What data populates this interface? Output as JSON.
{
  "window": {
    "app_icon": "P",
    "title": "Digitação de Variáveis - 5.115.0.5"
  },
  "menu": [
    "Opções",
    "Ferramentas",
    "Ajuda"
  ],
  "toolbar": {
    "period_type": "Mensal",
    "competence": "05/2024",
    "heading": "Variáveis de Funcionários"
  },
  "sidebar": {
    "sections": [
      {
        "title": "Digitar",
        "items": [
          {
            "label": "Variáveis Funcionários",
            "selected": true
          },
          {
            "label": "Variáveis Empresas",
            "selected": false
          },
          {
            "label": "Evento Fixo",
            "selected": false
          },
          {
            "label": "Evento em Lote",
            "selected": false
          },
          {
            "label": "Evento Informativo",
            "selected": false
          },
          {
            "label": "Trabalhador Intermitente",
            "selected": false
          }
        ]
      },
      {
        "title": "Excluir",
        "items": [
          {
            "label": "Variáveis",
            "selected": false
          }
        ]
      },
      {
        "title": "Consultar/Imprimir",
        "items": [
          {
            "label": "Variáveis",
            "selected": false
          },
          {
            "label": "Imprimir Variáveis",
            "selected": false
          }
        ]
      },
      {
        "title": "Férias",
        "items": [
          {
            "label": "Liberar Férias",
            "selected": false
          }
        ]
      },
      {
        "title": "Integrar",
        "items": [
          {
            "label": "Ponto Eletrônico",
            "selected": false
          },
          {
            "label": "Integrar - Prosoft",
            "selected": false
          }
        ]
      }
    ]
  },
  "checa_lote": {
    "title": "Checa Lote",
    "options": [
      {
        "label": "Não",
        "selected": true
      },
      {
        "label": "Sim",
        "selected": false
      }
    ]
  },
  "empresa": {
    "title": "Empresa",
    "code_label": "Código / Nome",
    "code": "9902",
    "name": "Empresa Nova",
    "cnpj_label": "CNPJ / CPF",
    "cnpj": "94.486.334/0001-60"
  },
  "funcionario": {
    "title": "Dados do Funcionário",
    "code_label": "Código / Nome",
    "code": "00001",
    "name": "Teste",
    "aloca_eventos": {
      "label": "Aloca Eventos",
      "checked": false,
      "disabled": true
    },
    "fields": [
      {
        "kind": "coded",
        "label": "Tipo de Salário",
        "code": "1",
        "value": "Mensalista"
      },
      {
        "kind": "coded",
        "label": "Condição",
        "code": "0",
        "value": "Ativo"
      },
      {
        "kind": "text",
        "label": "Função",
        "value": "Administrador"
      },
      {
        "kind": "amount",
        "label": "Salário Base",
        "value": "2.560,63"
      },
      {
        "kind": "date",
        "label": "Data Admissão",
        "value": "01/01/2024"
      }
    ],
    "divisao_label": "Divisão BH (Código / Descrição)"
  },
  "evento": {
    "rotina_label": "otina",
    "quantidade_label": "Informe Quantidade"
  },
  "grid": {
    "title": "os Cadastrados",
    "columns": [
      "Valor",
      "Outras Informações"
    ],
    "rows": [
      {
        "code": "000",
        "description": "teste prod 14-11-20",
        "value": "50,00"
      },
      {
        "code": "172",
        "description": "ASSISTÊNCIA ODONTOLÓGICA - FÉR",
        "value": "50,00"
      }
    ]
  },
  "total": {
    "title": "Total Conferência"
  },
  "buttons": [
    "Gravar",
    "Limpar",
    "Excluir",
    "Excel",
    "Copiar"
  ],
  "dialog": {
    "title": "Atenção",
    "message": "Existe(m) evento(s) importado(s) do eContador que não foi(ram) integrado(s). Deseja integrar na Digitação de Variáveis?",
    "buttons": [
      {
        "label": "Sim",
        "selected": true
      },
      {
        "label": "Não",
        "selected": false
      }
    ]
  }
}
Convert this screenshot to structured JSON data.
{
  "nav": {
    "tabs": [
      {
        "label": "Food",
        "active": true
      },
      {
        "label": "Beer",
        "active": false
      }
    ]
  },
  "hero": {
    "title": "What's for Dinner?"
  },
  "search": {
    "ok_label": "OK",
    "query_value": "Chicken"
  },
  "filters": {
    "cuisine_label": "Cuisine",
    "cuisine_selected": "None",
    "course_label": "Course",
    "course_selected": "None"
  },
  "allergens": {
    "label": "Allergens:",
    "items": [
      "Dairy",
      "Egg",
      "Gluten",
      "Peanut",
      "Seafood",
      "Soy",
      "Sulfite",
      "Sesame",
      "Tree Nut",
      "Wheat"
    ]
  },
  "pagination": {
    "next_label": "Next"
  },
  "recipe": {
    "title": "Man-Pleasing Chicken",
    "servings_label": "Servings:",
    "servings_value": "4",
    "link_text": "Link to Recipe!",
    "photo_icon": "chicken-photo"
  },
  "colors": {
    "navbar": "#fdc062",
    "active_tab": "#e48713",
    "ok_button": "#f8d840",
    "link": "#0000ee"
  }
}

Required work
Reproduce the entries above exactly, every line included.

Written response
What data populates this interface? Output as JSON.
{
  "window": {
    "app_icon": "P",
    "title": "Digitação de Variáveis - 5.115.0.5"
  },
  "menu": [
    "Opções",
    "Ferramentas",
    "Ajuda"
  ],
  "toolbar": {
    "period_type": "Mensal",
    "competence": "05/2024",
    "heading": "Variáveis de Funcionários"
  },
  "sidebar": {
    "sections": [
      {
        "title": "Digitar",
        "items": [
          {
            "label": "Variáveis Funcionários",
            "selected": true
          },
          {
            "label": "Variáveis Empresas",
            "selected": false
          },
          {
            "label": "Evento Fixo",
            "selected": false
          },
          {
            "label": "Evento em Lote",
            "selected": false
          },
          {
            "label": "Evento Informativo",
            "selected": false
          },
          {
            "label": "Trabalhador Intermitente",
            "selected": false
          }
        ]
      },
      {
        "title": "Excluir",
        "items": [
          {
            "label": "Variáveis",
            "selected": false
          }
        ]
      },
      {
        "title": "Consultar/Imprimir",
        "items": [
          {
            "label": "Variáveis",
            "selected": false
          },
          {
            "label": "Imprimir Variáveis",
            "selected": false
          }
        ]
      },
      {
        "title": "Férias",
        "items": [
          {
            "label": "Liberar Férias",
            "selected": false
          }
        ]
      },
      {
        "title": "Integrar",
        "items": [
          {
            "label": "Ponto Eletrônico",
            "selected": false
          },
          {
            "label": "Integrar - Prosoft",
            "selected": false
          }
        ]
      }
    ]
  },
  "checa_lote": {
    "title": "Checa Lote",
    "options": [
      {
        "label": "Não",
        "selected": true
      },
      {
        "label": "Sim",
        "selected": false
      }
    ]
  },
  "empresa": {
    "title": "Empresa",
    "code_label": "Código / Nome",
    "code": "9902",
    "name": "Empresa Nova",
    "cnpj_label": "CNPJ / CPF",
    "cnpj": "94.486.334/0001-60"
  },
  "funcionario": {
    "title": "Dados do Funcionário",
    "code_label": "Código / Nome",
    "code": "00001",
    "name": "Teste",
    "aloca_eventos": {
      "label": "Aloca Eventos",
      "checked": false,
      "disabled": true
    },
    "fields": [
      {
        "kind": "coded",
        "label": "Tipo de Salário",
        "code": "1",
        "value": "Mensalista"
      },
      {
        "kind": "coded",
        "label": "Condição",
        "code": "0",
        "value": "Ativo"
      },
      {
        "kind": "text",
        "label": "Função",
        "value": "Administrador"
      },
      {
        "kind": "amount",
        "label": "Salário Base",
        "value": "2.560,63"
      },
      {
        "kind": "date",
        "label": "Data Admissão",
        "value": "01/01/2024"
      }
    ],
    "divisao_label": "Divisão BH (Código / Descrição)"
  },
  "evento": {
    "rotina_label": "otina",
    "quantidade_label": "Informe Quantidade"
  },
  "grid": {
    "title": "os Cadastrados",
    "columns": [
      "Valor",
      "Outras Informações"
    ],
    "rows": [
      {
        "code": "000",
        "description": "teste prod 14-11-20",
        "value": "50,00"
      },
      {
        "code": "172",
        "description": "ASSISTÊNCIA ODONTOLÓGICA - FÉR",
        "value": "50,00"
      }
    ]
  },
  "total": {
    "title": "Total Conferência"
  },
  "buttons": [
    "Gravar",
    "Limpar",
    "Excluir",
    "Excel",
    "Copiar"
  ],
  "dialog": {
    "title": "Atenção",
    "message": "Existe(m) evento(s) importado(s) do eContador que não foi(ram) integrado(s). Deseja integrar na Digitação de Variáveis?",
    "buttons": [
      {
        "label": "Sim",
        "selected": true
      },
      {
        "label": "Não",
        "selected": false
      }
    ]
  }
}
Convert this screenshot to structured JSON data.
{
  "nav": {
    "tabs": [
      {
        "label": "Food",
        "active": true
      },
      {
        "label": "Beer",
        "active": false
      }
    ]
  },
  "hero": {
    "title": "What's for Dinner?"
  },
  "search": {
    "ok_label": "OK",
    "query_value": "Chicken"
  },
  "filters": {
    "cuisine_label": "Cuisine",
    "cuisine_selected": "None",
    "course_label": "Course",
    "course_selected": "None"
  },
  "allergens": {
    "label": "Allergens:",
    "items": [
      "Dairy",
      "Egg",
      "Gluten",
      "Peanut",
      "Seafood",
      "Soy",
      "Sulfite",
      "Sesame",
      "Tree Nut",
      "Wheat"
    ]
  },
  "pagination": {
    "next_label": "Next"
  },
  "recipe": {
    "title": "Man-Pleasing Chicken",
    "servings_label": "Servings:",
    "servings_value": "4",
    "link_text": "Link to Recipe!",
    "photo_icon": "chicken-photo"
  },
  "colors": {
    "navbar": "#fdc062",
    "active_tab": "#e48713",
    "ok_button": "#f8d840",
    "link": "#0000ee"
  }
}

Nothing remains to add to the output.